1) that the door was locked and the 5 minute lockout switch had to have been reactivated after that time had passed, and the pilot Lubitz was the only person who could have reactivated it, and …
2) The auto pilot had to also manually overridden to allow the plane to change altitude and start descending towards the mountain range.
These two events suggest the pilot was conscious and made decisions and carried out actions that were designed to crash the plane. However the question of motive is still unanswered. Investigators said there was no indication the crash was an act of terrorism.
I am more than cautious in accepting mainstream media reports relating to these kind of events for they’re seldom reliable. If we accept some of these reports as truthful, then Andreas Lubitz was suffering from depression and this is what caused him to crash the plane and kill all 150 on board.
However, Lubitz had 630 hours of flying experience and according to the Lufthansa Chief his performance was without criticism. A Dusseldorf university clinic that Lubitz had attended earlier this year said media reports he had been treated there for depression were wrong.
Lubitz was described by acquaintances in his hometown of Montabaur as a “normal guy” and “nice young man”. “He was a completely normal guy,” Klaus Radke said, the head of the local flight club where Lubitz received his first flying licence years ago.

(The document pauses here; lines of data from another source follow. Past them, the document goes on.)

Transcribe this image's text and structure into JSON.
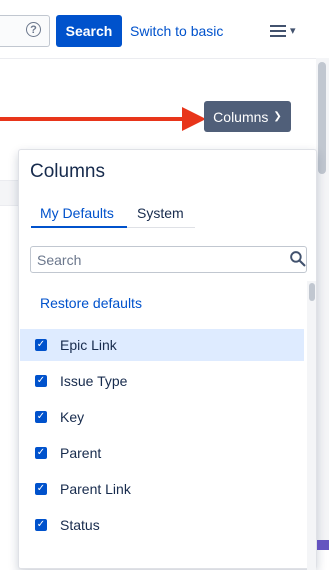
{
  "topbar": {
    "help_glyph": "?",
    "search_label": "Search",
    "switch_label": "Switch to basic",
    "menu_icon": "hamburger-icon"
  },
  "columns_button": {
    "label": "Columns",
    "chevron": "⌄"
  },
  "panel": {
    "title": "Columns",
    "tabs": [
      {
        "label": "My Defaults",
        "selected": true
      },
      {
        "label": "System",
        "selected": false
      }
    ],
    "search": {
      "placeholder": "Search",
      "value": ""
    },
    "restore_label": "Restore defaults",
    "items": [
      {
        "label": "Epic Link",
        "checked": true,
        "highlighted": true
      },
      {
        "label": "Issue Type",
        "checked": true
      },
      {
        "label": "Key",
        "checked": true
      },
      {
        "label": "Parent",
        "checked": true
      },
      {
        "label": "Parent Link",
        "checked": true
      },
      {
        "label": "Status",
        "checked": true
      }
    ]
  },
  "colors": {
    "primary": "#0052cc",
    "columns_button_bg": "#505f79",
    "arrow": "#e8351a",
    "highlight_row": "#deebff"
  }
}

“He had a lot of friends, he wasn’t a loner,” another member of the club said. “He was integrated in the group. Our club is mostly made up of young people who learn how to fly gliders and then get their licence and then perhaps, like was the case with him, to make the jump into commercial aviation.”
Carsten Spohr, the head of Lufthansa, parent company of Germanwings, told a news conference there was not “the slightest indication what might have led” to his actions.
“In our worst nightmares we could not have imagined that this kind of tragedy could happen to us here at the company,” he said.
According to Mr Spohr, Andreas Lubitz began training as a pilot in 2008 in Bremen, where he was admitted after undergoing thorough psychological testing.
He took a break from his training “for a few months” before graduating in 2012 and working for Lufthansa as a flight attendant as part of his preparation, the Lufthansa boss added.
Cockpit employees are selected “very, very carefully” with much attention paid to their “psychological suitability”, Mr Spohr, himself a former pilot, assured.
“He was 100 per cent airworthy, without reservation.”
I guess I’m forced to give some credibility to the current explanation of the event but I am still unconvinced. There seems to be too many questions unanswered.